> **The input**
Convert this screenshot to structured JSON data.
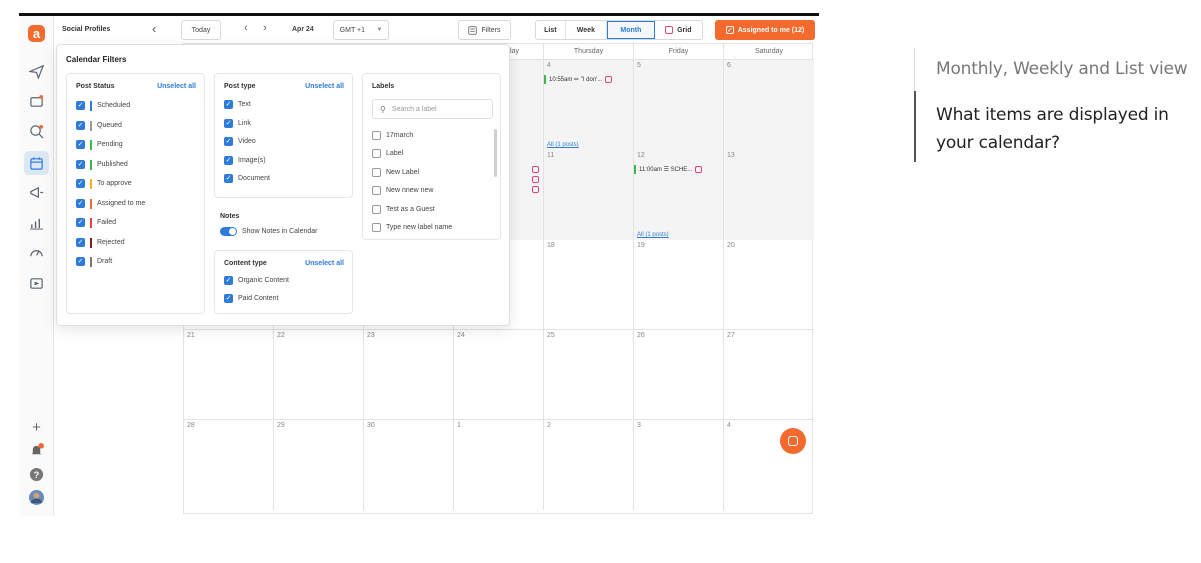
{
  "app": {
    "social_profiles_label": "Social Profiles",
    "today_button": "Today",
    "current_month": "Apr 24",
    "timezone": "GMT +1",
    "filters_button": "Filters",
    "views": [
      "List",
      "Week",
      "Month",
      "Grid"
    ],
    "selected_view": "Month",
    "assigned_button": "Assigned to me (12)",
    "accent_color": "#f26a2e",
    "primary_color": "#2f7bd8"
  },
  "calendar": {
    "weekdays": [
      "",
      "",
      "",
      "day",
      "Thursday",
      "Friday",
      "Saturday"
    ],
    "weeks": [
      [
        "",
        "",
        "",
        "",
        "4",
        "5",
        "6"
      ],
      [
        "",
        "",
        "",
        "",
        "11",
        "12",
        "13"
      ],
      [
        "",
        "",
        "",
        "",
        "18",
        "19",
        "20"
      ],
      [
        "21",
        "22",
        "23",
        "24",
        "25",
        "26",
        "27"
      ],
      [
        "28",
        "29",
        "30",
        "1",
        "2",
        "3",
        "4"
      ]
    ],
    "posts": {
      "thu_4": "10:55am  ✏ \"I don'...",
      "fri_12": "11:00am  ☰ SCHE...",
      "all_posts_thu": "All (1 posts)",
      "all_posts_fri": "All (1 posts)"
    }
  },
  "filters": {
    "title": "Calendar Filters",
    "post_status": {
      "title": "Post Status",
      "unselect": "Unselect all",
      "items": [
        {
          "label": "Scheduled",
          "color": "#2f7bd8"
        },
        {
          "label": "Queued",
          "color": "#9b9b9b"
        },
        {
          "label": "Pending",
          "color": "#3bb64a"
        },
        {
          "label": "Published",
          "color": "#3bb64a"
        },
        {
          "label": "To approve",
          "color": "#f2b21b"
        },
        {
          "label": "Assigned to me",
          "color": "#f26a2e"
        },
        {
          "label": "Failed",
          "color": "#e5443a"
        },
        {
          "label": "Rejected",
          "color": "#8c1a1a"
        },
        {
          "label": "Draft",
          "color": "#777777"
        }
      ]
    },
    "post_type": {
      "title": "Post type",
      "unselect": "Unselect all",
      "items": [
        "Text",
        "Link",
        "Video",
        "Image(s)",
        "Document"
      ]
    },
    "notes": {
      "title": "Notes",
      "toggle_label": "Show Notes in Calendar"
    },
    "content_type": {
      "title": "Content type",
      "unselect": "Unselect all",
      "items": [
        "Organic Content",
        "Paid Content"
      ]
    },
    "labels": {
      "title": "Labels",
      "search_placeholder": "Search a label",
      "items": [
        "17march",
        "Label",
        "New Label",
        "New nnew new",
        "Test as a Guest",
        "Type new label name"
      ]
    }
  },
  "sidebar_text": {
    "item1": "Monthly, Weekly and List view",
    "item2": "What items are displayed in your calendar?"
  }
}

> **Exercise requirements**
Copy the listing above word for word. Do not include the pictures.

> **Answer to this exercise**
Convert this screenshot to structured JSON data.
{
  "app": {
    "social_profiles_label": "Social Profiles",
    "today_button": "Today",
    "current_month": "Apr 24",
    "timezone": "GMT +1",
    "filters_button": "Filters",
    "views": [
      "List",
      "Week",
      "Month",
      "Grid"
    ],
    "selected_view": "Month",
    "assigned_button": "Assigned to me (12)",
    "accent_color": "#f26a2e",
    "primary_color": "#2f7bd8"
  },
  "calendar": {
    "weekdays": [
      "",
      "",
      "",
      "day",
      "Thursday",
      "Friday",
      "Saturday"
    ],
    "weeks": [
      [
        "",
        "",
        "",
        "",
        "4",
        "5",
        "6"
      ],
      [
        "",
        "",
        "",
        "",
        "11",
        "12",
        "13"
      ],
      [
        "",
        "",
        "",
        "",
        "18",
        "19",
        "20"
      ],
      [
        "21",
        "22",
        "23",
        "24",
        "25",
        "26",
        "27"
      ],
      [
        "28",
        "29",
        "30",
        "1",
        "2",
        "3",
        "4"
      ]
    ],
    "posts": {
      "thu_4": "10:55am  ✏ \"I don'...",
      "fri_12": "11:00am  ☰ SCHE...",
      "all_posts_thu": "All (1 posts)",
      "all_posts_fri": "All (1 posts)"
    }
  },
  "filters": {
    "title": "Calendar Filters",
    "post_status": {
      "title": "Post Status",
      "unselect": "Unselect all",
      "items": [
        {
          "label": "Scheduled",
          "color": "#2f7bd8"
        },
        {
          "label": "Queued",
          "color": "#9b9b9b"
        },
        {
          "label": "Pending",
          "color": "#3bb64a"
        },
        {
          "label": "Published",
          "color": "#3bb64a"
        },
        {
          "label": "To approve",
          "color": "#f2b21b"
        },
        {
          "label": "Assigned to me",
          "color": "#f26a2e"
        },
        {
          "label": "Failed",
          "color": "#e5443a"
        },
        {
          "label": "Rejected",
          "color": "#8c1a1a"
        },
        {
          "label": "Draft",
          "color": "#777777"
        }
      ]
    },
    "post_type": {
      "title": "Post type",
      "unselect": "Unselect all",
      "items": [
        "Text",
        "Link",
        "Video",
        "Image(s)",
        "Document"
      ]
    },
    "notes": {
      "title": "Notes",
      "toggle_label": "Show Notes in Calendar"
    },
    "content_type": {
      "title": "Content type",
      "unselect": "Unselect all",
      "items": [
        "Organic Content",
        "Paid Content"
      ]
    },
    "labels": {
      "title": "Labels",
      "search_placeholder": "Search a label",
      "items": [
        "17march",
        "Label",
        "New Label",
        "New nnew new",
        "Test as a Guest",
        "Type new label name"
      ]
    }
  },
  "sidebar_text": {
    "item1": "Monthly, Weekly and List view",
    "item2": "What items are displayed in your calendar?"
  }
}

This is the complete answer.